NFL Wire News

Scoring touchdowns has been a Giant problem

on

The Sports Xchange

EAST RUTHERFORD, N.J. — At the start of the preseason, the New York Giants’ offense, which was coming off a successful first-year campaign under offensive coordinator Ben McAdoo, looked to be the crown jewel in the team’s arsenal.

And why not?

The unit had two-time Super Bowl MVP quarterback Eli Manning coming off one of his best seasons, receiver Odell Beckham Jr. coming off a record-setting rookie season, an improved offensive line made up of four first- or second-round draft picks, and running back, Shane Vereen who was thought to be the missing ingredient in the ground game.

To say that things haven’t gone according to plan for this Giants’ offense would certainly be an understatement.

Through two weeks, the Giants’ offense is ranked 17th thanks to its 338.5 yards per game average, and is tied for 15th with the Bears and Ravens in points with 46.

“We’ve moved the ball well,” Manning said. “I think we’ve got to be better in the green zone getting touchdowns. We’re settling for field goals a little bit too often. But I feel like we are moving the ball well.”

The red zone scoring in particular has been a thorn in the Giants’ side. In two games, the Giants have converted only two of its eight red-zone chances.

Then there are the missed opportunities. According to Pro Football Focus, Manning’s receivers have dropped 11 passes in two games, a figure that puts him well ahead of the other quarterbacks.

Still, Manning, the eternal optimist, views the glass as being half-full despite the offense’s failure to come up big in key situations.

“I thought we got a good rhythm this past week and had some good things going,” Manning said. “Got completions and had pretty good third down production, haven’t seen the exact numbers (59 percent), but I felt like we were pretty good on third down.

“So I think we’ve heading in the right direction. We’ve just got to do a little bit better and execute a little bit better.”

REPORT CARD VS. FALCONS
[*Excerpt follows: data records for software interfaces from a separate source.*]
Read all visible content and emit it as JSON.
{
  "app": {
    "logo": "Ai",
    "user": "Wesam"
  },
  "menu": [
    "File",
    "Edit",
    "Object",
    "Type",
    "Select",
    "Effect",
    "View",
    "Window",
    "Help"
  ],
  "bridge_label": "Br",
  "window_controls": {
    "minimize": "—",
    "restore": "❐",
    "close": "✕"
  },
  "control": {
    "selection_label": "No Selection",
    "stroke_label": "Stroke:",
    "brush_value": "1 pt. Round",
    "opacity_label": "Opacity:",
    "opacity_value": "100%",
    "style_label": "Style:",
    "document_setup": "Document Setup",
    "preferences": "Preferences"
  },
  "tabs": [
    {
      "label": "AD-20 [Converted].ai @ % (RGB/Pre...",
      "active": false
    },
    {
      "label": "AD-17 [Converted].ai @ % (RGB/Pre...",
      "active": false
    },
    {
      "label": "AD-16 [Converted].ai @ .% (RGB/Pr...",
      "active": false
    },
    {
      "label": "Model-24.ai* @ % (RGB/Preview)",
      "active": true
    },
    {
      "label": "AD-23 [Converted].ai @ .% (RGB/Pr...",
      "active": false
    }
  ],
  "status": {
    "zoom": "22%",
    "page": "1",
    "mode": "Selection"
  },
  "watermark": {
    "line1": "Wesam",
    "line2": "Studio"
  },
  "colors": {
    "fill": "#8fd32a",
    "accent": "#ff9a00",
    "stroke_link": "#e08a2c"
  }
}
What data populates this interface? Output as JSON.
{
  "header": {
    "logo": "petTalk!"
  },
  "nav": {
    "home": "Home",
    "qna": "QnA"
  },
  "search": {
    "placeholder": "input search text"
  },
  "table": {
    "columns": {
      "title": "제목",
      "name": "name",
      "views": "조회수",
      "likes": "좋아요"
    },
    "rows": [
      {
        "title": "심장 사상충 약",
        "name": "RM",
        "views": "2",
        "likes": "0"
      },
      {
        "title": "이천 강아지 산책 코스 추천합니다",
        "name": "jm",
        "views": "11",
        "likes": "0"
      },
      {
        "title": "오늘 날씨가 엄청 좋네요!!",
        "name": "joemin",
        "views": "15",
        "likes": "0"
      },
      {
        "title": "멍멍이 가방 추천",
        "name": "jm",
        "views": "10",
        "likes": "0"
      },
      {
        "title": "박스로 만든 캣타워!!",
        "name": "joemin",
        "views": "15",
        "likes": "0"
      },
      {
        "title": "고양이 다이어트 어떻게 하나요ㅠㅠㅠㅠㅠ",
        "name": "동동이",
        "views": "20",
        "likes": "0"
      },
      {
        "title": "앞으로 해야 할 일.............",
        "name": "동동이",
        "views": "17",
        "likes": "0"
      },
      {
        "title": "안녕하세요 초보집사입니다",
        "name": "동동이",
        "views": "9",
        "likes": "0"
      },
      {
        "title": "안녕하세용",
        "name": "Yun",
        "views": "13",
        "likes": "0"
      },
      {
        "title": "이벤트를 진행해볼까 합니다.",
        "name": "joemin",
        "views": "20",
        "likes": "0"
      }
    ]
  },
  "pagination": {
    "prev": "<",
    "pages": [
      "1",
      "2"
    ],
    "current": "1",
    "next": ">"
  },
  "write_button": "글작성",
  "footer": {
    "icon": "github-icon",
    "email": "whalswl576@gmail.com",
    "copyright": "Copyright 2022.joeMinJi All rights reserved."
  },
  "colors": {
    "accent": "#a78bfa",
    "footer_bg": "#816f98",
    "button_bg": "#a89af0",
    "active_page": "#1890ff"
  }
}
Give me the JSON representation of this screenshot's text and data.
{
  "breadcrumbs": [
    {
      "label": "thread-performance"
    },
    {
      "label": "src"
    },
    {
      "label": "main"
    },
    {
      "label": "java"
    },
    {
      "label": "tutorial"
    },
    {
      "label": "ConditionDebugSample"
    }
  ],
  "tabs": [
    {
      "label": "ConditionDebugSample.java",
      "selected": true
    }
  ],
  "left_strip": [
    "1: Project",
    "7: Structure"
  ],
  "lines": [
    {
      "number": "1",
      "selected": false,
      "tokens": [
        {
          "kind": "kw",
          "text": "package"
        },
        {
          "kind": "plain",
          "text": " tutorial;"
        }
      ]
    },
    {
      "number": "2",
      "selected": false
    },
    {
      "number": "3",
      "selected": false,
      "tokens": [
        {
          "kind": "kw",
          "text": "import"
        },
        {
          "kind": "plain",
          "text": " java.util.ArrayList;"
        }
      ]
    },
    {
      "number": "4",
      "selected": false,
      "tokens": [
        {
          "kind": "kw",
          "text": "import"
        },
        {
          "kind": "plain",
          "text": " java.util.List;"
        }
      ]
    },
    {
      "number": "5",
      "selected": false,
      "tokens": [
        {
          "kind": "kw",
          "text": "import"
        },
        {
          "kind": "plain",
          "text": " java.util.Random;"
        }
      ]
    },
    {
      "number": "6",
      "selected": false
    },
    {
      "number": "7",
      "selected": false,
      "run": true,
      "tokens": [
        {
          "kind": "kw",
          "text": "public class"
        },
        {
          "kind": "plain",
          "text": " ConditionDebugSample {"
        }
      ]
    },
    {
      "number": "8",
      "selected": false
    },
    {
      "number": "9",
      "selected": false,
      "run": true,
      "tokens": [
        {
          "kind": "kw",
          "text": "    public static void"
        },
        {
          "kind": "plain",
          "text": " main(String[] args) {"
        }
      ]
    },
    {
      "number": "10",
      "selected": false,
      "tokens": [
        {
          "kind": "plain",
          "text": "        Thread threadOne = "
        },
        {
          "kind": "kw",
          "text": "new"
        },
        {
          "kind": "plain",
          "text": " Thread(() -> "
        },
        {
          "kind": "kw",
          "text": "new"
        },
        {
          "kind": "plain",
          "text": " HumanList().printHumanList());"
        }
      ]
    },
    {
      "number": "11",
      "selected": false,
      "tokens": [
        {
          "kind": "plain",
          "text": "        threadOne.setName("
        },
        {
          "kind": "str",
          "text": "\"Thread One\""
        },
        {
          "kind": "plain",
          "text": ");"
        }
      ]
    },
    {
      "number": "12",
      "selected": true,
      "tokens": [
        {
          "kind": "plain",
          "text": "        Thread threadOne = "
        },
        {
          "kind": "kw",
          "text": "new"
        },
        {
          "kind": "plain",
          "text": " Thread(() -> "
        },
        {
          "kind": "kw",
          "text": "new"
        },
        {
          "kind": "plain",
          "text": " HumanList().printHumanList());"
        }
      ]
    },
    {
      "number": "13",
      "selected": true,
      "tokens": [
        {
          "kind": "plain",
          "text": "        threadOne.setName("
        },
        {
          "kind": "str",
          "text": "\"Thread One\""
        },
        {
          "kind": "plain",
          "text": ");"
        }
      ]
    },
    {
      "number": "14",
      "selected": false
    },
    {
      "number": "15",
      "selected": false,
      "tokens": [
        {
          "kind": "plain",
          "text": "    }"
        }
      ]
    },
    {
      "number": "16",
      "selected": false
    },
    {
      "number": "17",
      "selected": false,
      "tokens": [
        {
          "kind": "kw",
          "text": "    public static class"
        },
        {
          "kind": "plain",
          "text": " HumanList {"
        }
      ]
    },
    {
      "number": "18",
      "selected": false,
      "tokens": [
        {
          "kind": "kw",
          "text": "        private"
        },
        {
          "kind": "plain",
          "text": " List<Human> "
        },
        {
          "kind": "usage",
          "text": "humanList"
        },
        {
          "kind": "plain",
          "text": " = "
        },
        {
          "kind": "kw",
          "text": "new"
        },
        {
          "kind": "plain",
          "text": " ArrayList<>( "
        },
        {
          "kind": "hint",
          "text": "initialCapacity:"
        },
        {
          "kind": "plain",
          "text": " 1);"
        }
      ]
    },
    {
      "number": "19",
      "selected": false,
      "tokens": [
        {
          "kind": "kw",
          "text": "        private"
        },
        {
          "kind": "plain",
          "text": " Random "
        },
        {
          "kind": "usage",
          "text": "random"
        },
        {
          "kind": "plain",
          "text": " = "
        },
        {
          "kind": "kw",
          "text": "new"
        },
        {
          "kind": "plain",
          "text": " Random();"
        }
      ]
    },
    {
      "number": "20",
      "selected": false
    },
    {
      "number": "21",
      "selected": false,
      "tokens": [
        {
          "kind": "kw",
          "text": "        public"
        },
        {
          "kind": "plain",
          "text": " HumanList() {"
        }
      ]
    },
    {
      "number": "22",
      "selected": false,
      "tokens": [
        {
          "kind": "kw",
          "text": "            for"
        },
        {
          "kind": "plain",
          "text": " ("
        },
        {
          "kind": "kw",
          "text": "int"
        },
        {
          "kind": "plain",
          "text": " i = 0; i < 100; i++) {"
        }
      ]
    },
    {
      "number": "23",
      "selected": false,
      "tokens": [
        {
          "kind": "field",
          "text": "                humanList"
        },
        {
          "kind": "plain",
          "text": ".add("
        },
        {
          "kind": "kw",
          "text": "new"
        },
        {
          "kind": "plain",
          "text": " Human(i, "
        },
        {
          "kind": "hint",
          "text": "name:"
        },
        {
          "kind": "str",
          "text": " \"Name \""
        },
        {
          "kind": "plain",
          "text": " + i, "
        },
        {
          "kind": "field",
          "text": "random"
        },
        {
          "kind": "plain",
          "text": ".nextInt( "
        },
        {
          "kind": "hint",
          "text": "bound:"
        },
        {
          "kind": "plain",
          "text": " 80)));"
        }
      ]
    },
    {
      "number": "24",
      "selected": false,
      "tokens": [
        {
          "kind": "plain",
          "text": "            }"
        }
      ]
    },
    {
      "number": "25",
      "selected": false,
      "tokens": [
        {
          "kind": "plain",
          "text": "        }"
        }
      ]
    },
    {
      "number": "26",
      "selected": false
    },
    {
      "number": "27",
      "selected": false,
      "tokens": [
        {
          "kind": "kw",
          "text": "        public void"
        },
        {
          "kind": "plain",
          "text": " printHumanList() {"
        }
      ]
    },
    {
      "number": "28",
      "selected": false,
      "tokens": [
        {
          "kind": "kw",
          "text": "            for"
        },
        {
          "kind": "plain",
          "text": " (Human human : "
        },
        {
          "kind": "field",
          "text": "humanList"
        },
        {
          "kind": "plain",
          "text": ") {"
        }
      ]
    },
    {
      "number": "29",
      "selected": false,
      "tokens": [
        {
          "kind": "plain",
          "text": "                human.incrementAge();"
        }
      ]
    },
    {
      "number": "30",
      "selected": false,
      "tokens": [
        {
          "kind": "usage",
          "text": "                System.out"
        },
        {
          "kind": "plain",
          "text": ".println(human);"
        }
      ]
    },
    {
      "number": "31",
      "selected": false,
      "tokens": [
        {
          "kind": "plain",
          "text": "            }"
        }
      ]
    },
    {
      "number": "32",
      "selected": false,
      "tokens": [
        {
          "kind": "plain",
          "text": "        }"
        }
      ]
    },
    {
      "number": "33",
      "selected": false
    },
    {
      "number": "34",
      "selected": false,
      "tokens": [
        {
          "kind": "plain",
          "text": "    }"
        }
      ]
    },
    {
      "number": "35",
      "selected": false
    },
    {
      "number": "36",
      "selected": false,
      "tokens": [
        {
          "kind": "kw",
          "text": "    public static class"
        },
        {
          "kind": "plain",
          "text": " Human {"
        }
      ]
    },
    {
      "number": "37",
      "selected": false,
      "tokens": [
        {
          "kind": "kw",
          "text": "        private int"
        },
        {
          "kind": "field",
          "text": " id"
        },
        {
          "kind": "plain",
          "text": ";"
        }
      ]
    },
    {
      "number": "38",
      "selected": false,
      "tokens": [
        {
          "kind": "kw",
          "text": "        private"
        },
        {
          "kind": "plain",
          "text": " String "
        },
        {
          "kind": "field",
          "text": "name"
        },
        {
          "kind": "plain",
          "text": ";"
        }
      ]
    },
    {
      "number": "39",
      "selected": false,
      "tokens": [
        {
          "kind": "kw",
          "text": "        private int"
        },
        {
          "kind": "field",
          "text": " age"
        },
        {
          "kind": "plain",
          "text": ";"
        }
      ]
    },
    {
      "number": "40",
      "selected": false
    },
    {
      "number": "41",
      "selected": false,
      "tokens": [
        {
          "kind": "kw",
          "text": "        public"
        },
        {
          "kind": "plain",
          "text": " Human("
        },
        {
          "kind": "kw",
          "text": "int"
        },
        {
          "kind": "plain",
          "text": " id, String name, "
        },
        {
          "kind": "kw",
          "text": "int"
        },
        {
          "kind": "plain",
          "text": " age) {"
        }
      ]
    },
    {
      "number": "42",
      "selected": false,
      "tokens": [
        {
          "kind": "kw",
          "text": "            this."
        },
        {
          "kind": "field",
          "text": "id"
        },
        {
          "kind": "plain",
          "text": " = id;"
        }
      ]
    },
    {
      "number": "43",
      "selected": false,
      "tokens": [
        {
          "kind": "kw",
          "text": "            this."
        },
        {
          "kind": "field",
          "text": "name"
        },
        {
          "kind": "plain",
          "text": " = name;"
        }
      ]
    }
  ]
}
PASSING OFFENSE: C-plus — There’s wide receiver Odell Beckham Jr. and then there’s everyone else. Right now, the sad reality is that the Giants do not have an effective second receiver on the field that can take some of the heat off Beckham. This is apparently affecting quarterback Eli Manning’s trust in his receivers, as on his sack and fumble, he had Preston Parker wide open over the middle and right in front of his face, yet Manning seemed to be looking everywhere else for an option. Questions remain as to just how healthy Rueben Randle, who got the start in Victor Cruz’s absence, really is. Randle was targeted only twice in the game, coming up with one reception for five yards,

RUSHING OFFENSE: D — Of the Giants’ 21 rushes by the running backs — quarterback Eli Manning had two of the team’s 23 total rushing yards — 13 went for two or fewer yards and five for negative yards. New York really missed journeyman tight end Daniel Fells’ run blocking, as starter Larry Donnell came up woefully short with his performance.

PASS DEFENSE: C — The Giants managed to get pressure on quarterback Matt Ryan, but the coverage had few answers for the slants the Falcons were running at will over the middle. Rookie safety Landon Collins continued to have growing pains in coverage, including his failure to touch down receiver Leonard Hankerson, who had fallen to the ground after making a catch.

RUSH DEFENSE: B –- The Falcons ran the ball only 22 times, but when they did, the Giants’ run defense was there to shut it down. New York allowed an average of 2.5 yards per rush this week, the run defense continuing to be a plus for this team. Cullen Jenkins and Robert Ayers Jr. in particular had strong showings Sunday against the run.

SPECIAL TEAMS: A — The special teams continues to be the Giants’ strongest unit, as they again won the starting field position battle. Kicker Josh Brown was money on his two field goal attempts and sent three of his five kickoffs deep into the end zone. Punter Brad Wing dropped three of his four punts inside of the 20, where they were covered well, and returner Dwayne Harris averaged 16.5 yards per punt return and 38.5 yards on two kickoff returns.

COACHING: D — Some of the decisions made by this coaching staff continue to be major headscratchers, such as going away from receiver Odell Beckham Jr. late in the game despite the fact that the Falcons didn’t make any adjustments on how they were defending the Giants. A rather obvious tendency emerged as whenever quarterback Eli Manning was under center, it was a run, whereas when he was in the shotgun it was a pass. Above all, the most alarming trend to emerge from the coaching perspective was the number of mental breakdowns in areas that the players should know better, such as Landon Collins’ failure to down a receiver after he hit the turf untouched. Coach Tom Coughlin usually has his players prepared and ready to go for any situation, but the sloppiness in the first two games has been rather alarming.


About The Sports Xchange

Since 1987, the Sports Xchange has been the best source of information and analysis for the top professionals in the sports publishing & information business